## TASK
Each line of the data must reappear exactly in your answer, with no images included.

Website and app data records:
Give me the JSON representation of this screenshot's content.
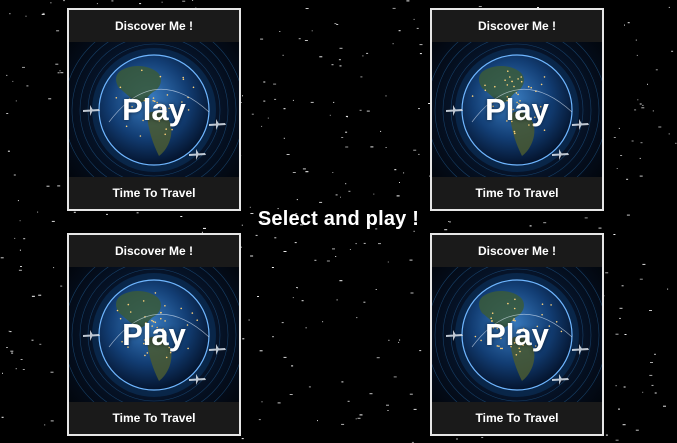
{
  "caption": "Select and play !",
  "cards": [
    {
      "header": "Discover Me !",
      "play": "Play",
      "footer": "Time To Travel"
    },
    {
      "header": "Discover Me !",
      "play": "Play",
      "footer": "Time To Travel"
    },
    {
      "header": "Discover Me !",
      "play": "Play",
      "footer": "Time To Travel"
    },
    {
      "header": "Discover Me !",
      "play": "Play",
      "footer": "Time To Travel"
    }
  ]
}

## ANSWER TO THE EXERCISE
Give me the JSON representation of this screenshot's content.
{
  "caption": "Select and play !",
  "cards": [
    {
      "header": "Discover Me !",
      "play": "Play",
      "footer": "Time To Travel"
    },
    {
      "header": "Discover Me !",
      "play": "Play",
      "footer": "Time To Travel"
    },
    {
      "header": "Discover Me !",
      "play": "Play",
      "footer": "Time To Travel"
    },
    {
      "header": "Discover Me !",
      "play": "Play",
      "footer": "Time To Travel"
    }
  ]
}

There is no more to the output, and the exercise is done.